It’s Monday morning and St Paul’s senior students are listening to a man talk about monetary policy in New Zealand, in particular the effect of the recent official cash rate drop.
Who better for them to be hearing this from than former Board Chair and once Deputy Governor of the Reserve Bank – Rod Carr (Williams 1972-1976).
Rod has returned to his old high school to spend the day speaking to students, some of who may be considering a career in the financial field. “See economics and accounting can be rather cool,” he says to the students, “especially when you see how it relates to a world context.”
His visit today, is his way of “contributing back” to a school that was an important part of his life. “Apart from giving me a good grounding in education, St Paul’s gave me an enormous confidence in myself.”
Legally blind since birth, Rod has roughly 40% vision on moving objects and 6/60 vision on distance. He is also completely colour blind. But he’s never allowed the challenges of his eyesight to restrict his goals.
Growing up, instead of attending a special school for the blind, Rod was mainstreamed into Saint Kentigern Boys’ School. “There was support available, but I had to foot it with ordinary kids in an ordinary class.”
That support and inclusive behaviour continued when he came to St Paul’s with older brother, John. “I remember Pat Plant would call out the words, for my benefit, as he wrote them on the board. Even sitting in the front row, I couldn’t read the blackboard.”
At school, Rod was head of Williams House and – even though he couldn’t catch a ball or partake in many sports – he excelled at swimming, and was captain of the swim team and junior swim champion.
Rod was also an excellent debater, leading the debating team in Years 11 and 12. He was part of the St Paul’s “dream team” that included, Simon Upton, who became a Minister of the Crown, and John Allen, who was at one time the Secretary of Foreign Affairs.
But Rod had always had an interest in banking, “when I was a kid, my Grandmother took me to her stockbroker to buy some shares. I watched them go up and down and found that rather intriguing.”
In his school certificate year, he decided he wanted to do accounting, which was for him “the beginning of breaking the mould.”
He describes himself as a, “born optimist, sometimes to the point of a reckless optimist – that ‘what could possibly go wrong’ attitude.”
But he didn’t always make the best choices and says in Year 12, it nearly ended very badly.
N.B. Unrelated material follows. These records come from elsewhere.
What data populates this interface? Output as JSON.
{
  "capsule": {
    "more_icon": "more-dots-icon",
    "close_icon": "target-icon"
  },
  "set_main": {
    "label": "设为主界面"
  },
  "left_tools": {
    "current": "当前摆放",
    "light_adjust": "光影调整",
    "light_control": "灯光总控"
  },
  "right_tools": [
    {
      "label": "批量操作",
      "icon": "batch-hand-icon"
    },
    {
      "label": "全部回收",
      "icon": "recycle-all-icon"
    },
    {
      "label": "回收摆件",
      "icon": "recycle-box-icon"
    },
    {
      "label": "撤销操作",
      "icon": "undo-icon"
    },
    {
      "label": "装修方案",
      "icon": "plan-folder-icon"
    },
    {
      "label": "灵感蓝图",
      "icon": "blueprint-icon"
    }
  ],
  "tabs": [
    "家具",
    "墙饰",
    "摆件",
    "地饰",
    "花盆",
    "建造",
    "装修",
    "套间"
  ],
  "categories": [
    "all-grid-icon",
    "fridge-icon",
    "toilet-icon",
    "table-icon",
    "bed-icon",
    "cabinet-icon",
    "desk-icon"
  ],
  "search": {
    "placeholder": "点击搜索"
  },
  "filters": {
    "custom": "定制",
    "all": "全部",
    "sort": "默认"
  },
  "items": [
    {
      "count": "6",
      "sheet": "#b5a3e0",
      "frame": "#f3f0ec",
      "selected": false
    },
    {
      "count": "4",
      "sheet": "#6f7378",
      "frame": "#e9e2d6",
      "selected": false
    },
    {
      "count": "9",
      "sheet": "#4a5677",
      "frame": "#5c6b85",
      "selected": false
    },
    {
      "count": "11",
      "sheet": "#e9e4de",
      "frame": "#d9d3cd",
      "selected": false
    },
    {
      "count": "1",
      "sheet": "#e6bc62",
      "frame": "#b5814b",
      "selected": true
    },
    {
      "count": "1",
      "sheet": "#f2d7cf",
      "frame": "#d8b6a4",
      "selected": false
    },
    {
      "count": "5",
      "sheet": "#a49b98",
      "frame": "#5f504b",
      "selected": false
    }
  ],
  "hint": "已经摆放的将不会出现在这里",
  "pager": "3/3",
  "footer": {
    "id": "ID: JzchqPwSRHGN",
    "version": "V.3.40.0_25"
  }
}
He proudly revealed to his mother he had figured out how to sell shares he did not own on the New Zealand Stock exchange to benefit when a share price declined, “my mother very nearly took me out of school!”
After finishing university, Jack Beckett – a former Board of Trustees member who had taught Rod accounting at school – introduced him to the assistant general manager at the Bank of New Zealand (BNZ).
It was through this introduction that Rod ended up working at the BNZ as an investment analyst – and became the youngest manager ever appointed by them.
During his time with them, the BNZ funded his MBA degree, which he completed in New York.
“Having a degree from an Ivy League university, meant I could get into the University of Pennsylvania where I did my Masters of Applied Economics and Managerial Science and my PhD. I was then able to have the credibility to apply for the role of Deputy Governor at the Reserve Bank.”
That means Rod has five university degrees, including two honours degrees from Otago University.
When you do the math, that’s ten years of full time study and a year of part time study at four different universities over 21 years since leaving St Paul’s!
But making money was obviously something Rod was good at. The first time he made a million dollars in a year was in 1998 as Head of Global Payments for National Australia Bank in Melbourne.
After around 20 years in banking, that included five years as Deputy Governor and five months Acting Governor of the Reserve Bank of New Zealand, Rod made a significant career change.
He relocated to Christchurch to run software firm, Jade in 2003. While in this role, he was approached about applying for the position of Vice Chancellor at the University of Canterbury – a role he then commenced in February 2009.
His time at Canterbury posed many challenges, as he took on a hands-on role in the recovery process after the impact of the Christchurch earthquakes.
Now after ten influential years, Rod has retired from Canterbury. He still remains a director of the ASB bank and a trustee of the Christchurch Arts Centre and Christchurch Earthquake Appeal Trust.
Living in Christchurch, Rod and wife Jenny, whom he met while studying at Otago University, have four children – Elizabeth, James, Richard and Christopher – who already have nine university degrees between them in medicine, engineering, physics, biology and business.
But it’s not all banking and academics for Rod.
He’s also a keen runner and earlier this year, ran the North Korean marathon in Pyongyang. To date, Rod has run 22 marathons including ones in Boston, New York, London, Paris, Capetown, Istanbul, Easter Island and Antarctica – “If you’re ever going to run these things, you have to run the cool ones.” In October, he’ll run the Polar Circle marathon in Greenland.
When asked what his biggest highlight to date is, his response is easy – “being chosen by Jenny to be her partner”.
“Jenny has never said to me ‘you can’t’ or ‘you shouldn’t’. This also comes back to my positive experience at school – no one ever told me I couldn’t do anything.”